You wouldn’t say, I want to raise my kid right, because otherwise I’d be disgusted with myself, or even my child. I mean, you might, but usually, people, when they talk about the motivation to raise their kids, it seems to come from another emotion besides disgust. Again this doesn’t apply to all cases.
So what is that other emotion? That’s when this turns more into speculation, mainly because motivation itself is a fleeting feeling. You’re not always going to feel motivated to do well in life. But that doesn’t mean you necessarily feel disgusting when you aren’t doing well, though sometimes you do. But sometimes you don’t.
I, after reading Carl Jung’s works, and hearing some people talk about what Industriousness is, believe that the level of industriousness is measured in direct proportion to the level of your “shadow” you’ve integrated into yourself.
Now, you may not know what the “shadow” is, which I wrote another blog post here that goes over it decently well, in my opinion. Find Your Dark Forest
Still, I’ll briefly explain the shadow here as well.
Contrary to a Freudian definition of shadow, the Jungian shadow can include everything outside the light of consciousness and may be positive or negative. “Everyone carries a shadow,” Jung wrote, “and the less it is embodied in the individual’s conscious life, the blacker and denser it is.”
So, the shadow is the range of emotions, actions, and motivations, that we aren’t consciously aware, ranging from positive to negative, and everything in between. And I think, as you integrate your shadow more into your conscious awareness, it, in turn, increases your level of industriousness. You can see how this would be difficult to measure. How does one measure someone else’s shadow, much less their own?
You can also see how this level of self-awareness will motivate you to strive to want to do better in life. The thing is, is the particular emotion that drives you to continue integrating it within your consciousness, is that fear? It certainly seems to be, at times, but at other times, it’s not so obvious. You wouldn’t say Bill Gates created Microsoft out of fear? Would you? Maybe you would.
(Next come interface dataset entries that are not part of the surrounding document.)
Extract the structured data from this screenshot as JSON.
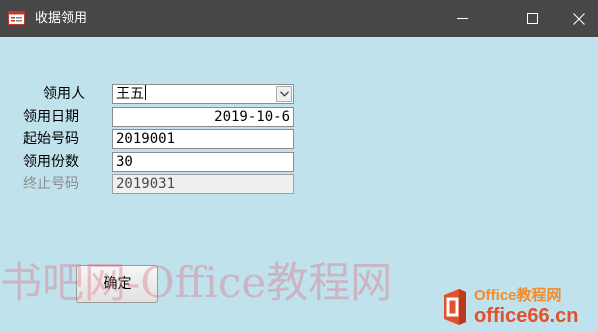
{
  "window": {
    "title": "收据领用",
    "icon": "form-icon",
    "controls": [
      "minimize-icon",
      "maximize-icon",
      "close-icon"
    ]
  },
  "form": {
    "recipient": {
      "label": "领用人",
      "value": "王五"
    },
    "date": {
      "label": "领用日期",
      "value": "2019-10-6"
    },
    "start_number": {
      "label": "起始号码",
      "value": "2019001"
    },
    "quantity": {
      "label": "领用份数",
      "value": "30"
    },
    "end_number": {
      "label": "终止号码",
      "value": "2019031"
    },
    "ok_button": "确定"
  },
  "watermark": {
    "text": "书吧网-Office教程网",
    "logo_top": "Office教程网",
    "logo_bottom": "office66.cn"
  },
  "colors": {
    "background": "#bfe2ec",
    "titlebar": "#474747",
    "watermark": "#de7887",
    "brand_orange": "#f28c2c",
    "brand_red": "#e2512a"
  }
}
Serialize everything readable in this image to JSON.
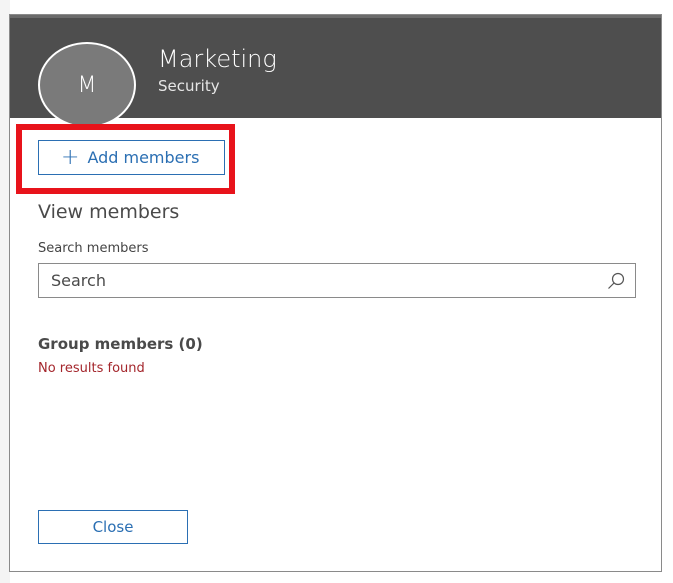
{
  "header": {
    "avatar_initial": "M",
    "group_name": "Marketing",
    "group_type": "Security"
  },
  "actions": {
    "add_members_label": "Add members"
  },
  "view_members": {
    "heading": "View members",
    "search_label": "Search members",
    "search_placeholder": "Search",
    "search_value": ""
  },
  "group_members": {
    "heading": "Group members (0)",
    "empty_message": "No results found"
  },
  "footer": {
    "close_label": "Close"
  },
  "colors": {
    "header_bg": "#4e4e4e",
    "accent": "#2b6fb3",
    "error": "#a4262c",
    "highlight": "#e8131b"
  },
  "icons": {
    "add": "plus-icon",
    "search": "search-icon"
  }
}
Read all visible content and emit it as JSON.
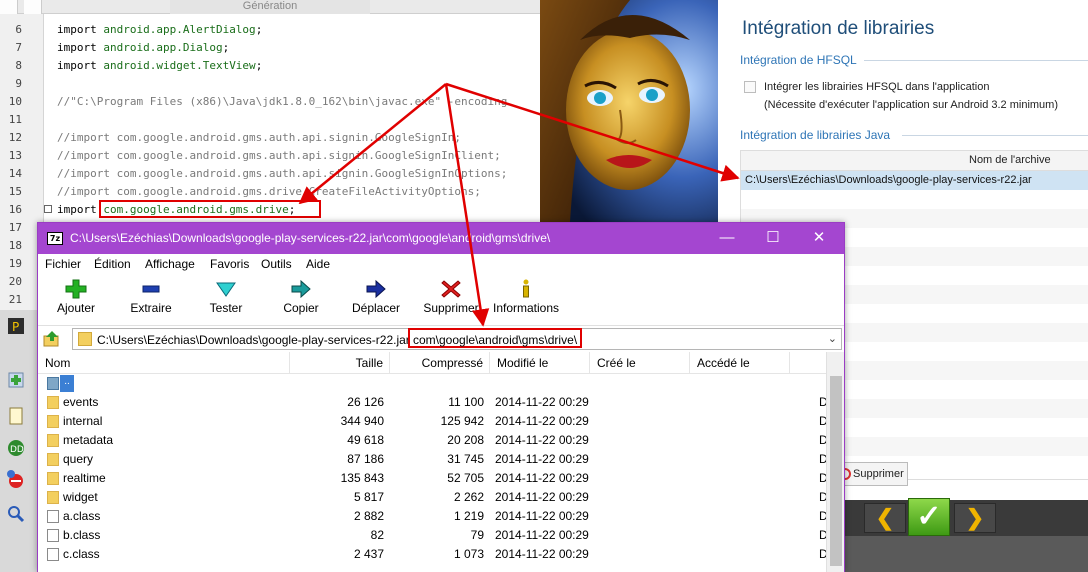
{
  "editor": {
    "tab_label": "Génération",
    "lines": [
      {
        "num": "6",
        "kw": "import ",
        "pkg": "android.app.AlertDialog",
        "rest": ";",
        "comment": ""
      },
      {
        "num": "7",
        "kw": "import ",
        "pkg": "android.app.Dialog",
        "rest": ";",
        "comment": ""
      },
      {
        "num": "8",
        "kw": "import ",
        "pkg": "android.widget.TextView",
        "rest": ";",
        "comment": ""
      },
      {
        "num": "9",
        "kw": "",
        "pkg": "",
        "rest": "",
        "comment": ""
      },
      {
        "num": "10",
        "kw": "",
        "pkg": "",
        "rest": "",
        "comment": "//\"C:\\Program Files (x86)\\Java\\jdk1.8.0_162\\bin\\javac.exe\" -encoding"
      },
      {
        "num": "11",
        "kw": "",
        "pkg": "",
        "rest": "",
        "comment": ""
      },
      {
        "num": "12",
        "kw": "",
        "pkg": "",
        "rest": "",
        "comment": "//import com.google.android.gms.auth.api.signin.GoogleSignIn;"
      },
      {
        "num": "13",
        "kw": "",
        "pkg": "",
        "rest": "",
        "comment": "//import com.google.android.gms.auth.api.signin.GoogleSignInClient;"
      },
      {
        "num": "14",
        "kw": "",
        "pkg": "",
        "rest": "",
        "comment": "//import com.google.android.gms.auth.api.signin.GoogleSignInOptions;"
      },
      {
        "num": "15",
        "kw": "",
        "pkg": "",
        "rest": "",
        "comment": "//import com.google.android.gms.drive.CreateFileActivityOptions;"
      },
      {
        "num": "16",
        "kw": "import ",
        "pkg": "com.google.android.gms.drive",
        "rest": ";",
        "comment": ""
      },
      {
        "num": "17",
        "kw": "",
        "pkg": "",
        "rest": "",
        "comment": ""
      },
      {
        "num": "18",
        "kw": "",
        "pkg": "",
        "rest": "",
        "comment": ""
      },
      {
        "num": "19",
        "kw": "",
        "pkg": "",
        "rest": "",
        "comment": ""
      },
      {
        "num": "20",
        "kw": "",
        "pkg": "",
        "rest": "",
        "comment": ""
      },
      {
        "num": "21",
        "kw": "",
        "pkg": "",
        "rest": "",
        "comment": ""
      }
    ]
  },
  "wizard": {
    "title": "Intégration de librairies",
    "hfsql_section": "Intégration de HFSQL",
    "hfsql_checkbox_label": "Intégrer les librairies HFSQL dans l'application",
    "hfsql_note": "(Nécessite d'exécuter l'application sur Android 3.2 minimum)",
    "java_section": "Intégration de librairies Java",
    "archive_column": "Nom de l'archive",
    "archive_row": "C:\\Users\\Ezéchias\\Downloads\\google-play-services-r22.jar",
    "delete_label": "Supprimer",
    "nav_prev": "❮",
    "nav_ok": "✓",
    "nav_next": "❯"
  },
  "zip": {
    "title": "C:\\Users\\Ezéchias\\Downloads\\google-play-services-r22.jar\\com\\google\\android\\gms\\drive\\",
    "app_icon": "7z",
    "win_min": "—",
    "win_max": "☐",
    "win_close": "✕",
    "menu": [
      "Fichier",
      "Édition",
      "Affichage",
      "Favoris",
      "Outils",
      "Aide"
    ],
    "tools": [
      {
        "label": "Ajouter",
        "icon": "plus-icon"
      },
      {
        "label": "Extraire",
        "icon": "minus-icon"
      },
      {
        "label": "Tester",
        "icon": "check-triangle-icon"
      },
      {
        "label": "Copier",
        "icon": "copy-arrow-icon"
      },
      {
        "label": "Déplacer",
        "icon": "move-arrow-icon"
      },
      {
        "label": "Supprimer",
        "icon": "delete-x-icon"
      },
      {
        "label": "Informations",
        "icon": "info-icon"
      }
    ],
    "address_base": "C:\\Users\\Ezéchias\\Downloads\\google-play-services-r22.jar",
    "address_sub": "com\\google\\android\\gms\\drive\\",
    "address_dropdown": "⌄",
    "columns": {
      "name": "Nom",
      "size": "Taille",
      "packed": "Compressé",
      "modified": "Modifié le",
      "created": "Créé le",
      "accessed": "Accédé le"
    },
    "updir_label": "..",
    "files": [
      {
        "name": "events",
        "type": "folder",
        "size": "26 126",
        "packed": "11 100",
        "modified": "2014-11-22 00:29"
      },
      {
        "name": "internal",
        "type": "folder",
        "size": "344 940",
        "packed": "125 942",
        "modified": "2014-11-22 00:29"
      },
      {
        "name": "metadata",
        "type": "folder",
        "size": "49 618",
        "packed": "20 208",
        "modified": "2014-11-22 00:29"
      },
      {
        "name": "query",
        "type": "folder",
        "size": "87 186",
        "packed": "31 745",
        "modified": "2014-11-22 00:29"
      },
      {
        "name": "realtime",
        "type": "folder",
        "size": "135 843",
        "packed": "52 705",
        "modified": "2014-11-22 00:29"
      },
      {
        "name": "widget",
        "type": "folder",
        "size": "5 817",
        "packed": "2 262",
        "modified": "2014-11-22 00:29"
      },
      {
        "name": "a.class",
        "type": "file",
        "size": "2 882",
        "packed": "1 219",
        "modified": "2014-11-22 00:29"
      },
      {
        "name": "b.class",
        "type": "file",
        "size": "82",
        "packed": "79",
        "modified": "2014-11-22 00:29"
      },
      {
        "name": "c.class",
        "type": "file",
        "size": "2 437",
        "packed": "1 073",
        "modified": "2014-11-22 00:29"
      }
    ],
    "trailing_col_letter": "D"
  },
  "colors": {
    "zip_titlebar": "#a446d0",
    "annotation_red": "#e00000",
    "wizard_title": "#1f4e79",
    "wizard_section": "#2e75b6"
  }
}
Again, you can read my post above of how you can work to integrate your shadow with yourself, but I want to continue on with my last point.
How does all of this relate to Intelligence?
Well, intelligence, it seems to correlate with all traits within the Big 5 except conscientiousness. Studies seem to suggest conscientiousness has no correlation with intelligence, and others even suggest has negative correlation. And for the most part, I’ll concede with them.
So what does this mean? I think it means, we don’t have a good way of measuring it.
But, what does this have to do with intelligence, you might ask again?
What this has to do with intelligence is that intelligence, again, correlates, to some degree, with all other traits, and all the other traits play a role in how you will be measured in all the others, except conscientiousness. So the other four, they’re all connected in some form, and that form is intelligence. Intelligence is the “glue” that holds the other traits together.
But if intelligence has no correlation with conscientiousness, then what predicts the level of conscientiousness for any given person?
That’s when I suggest the “Shadow” is the missing piece to the puzzle.
That’s when I keep telling people like Jung said, you need to face your shadow.
thanks for reading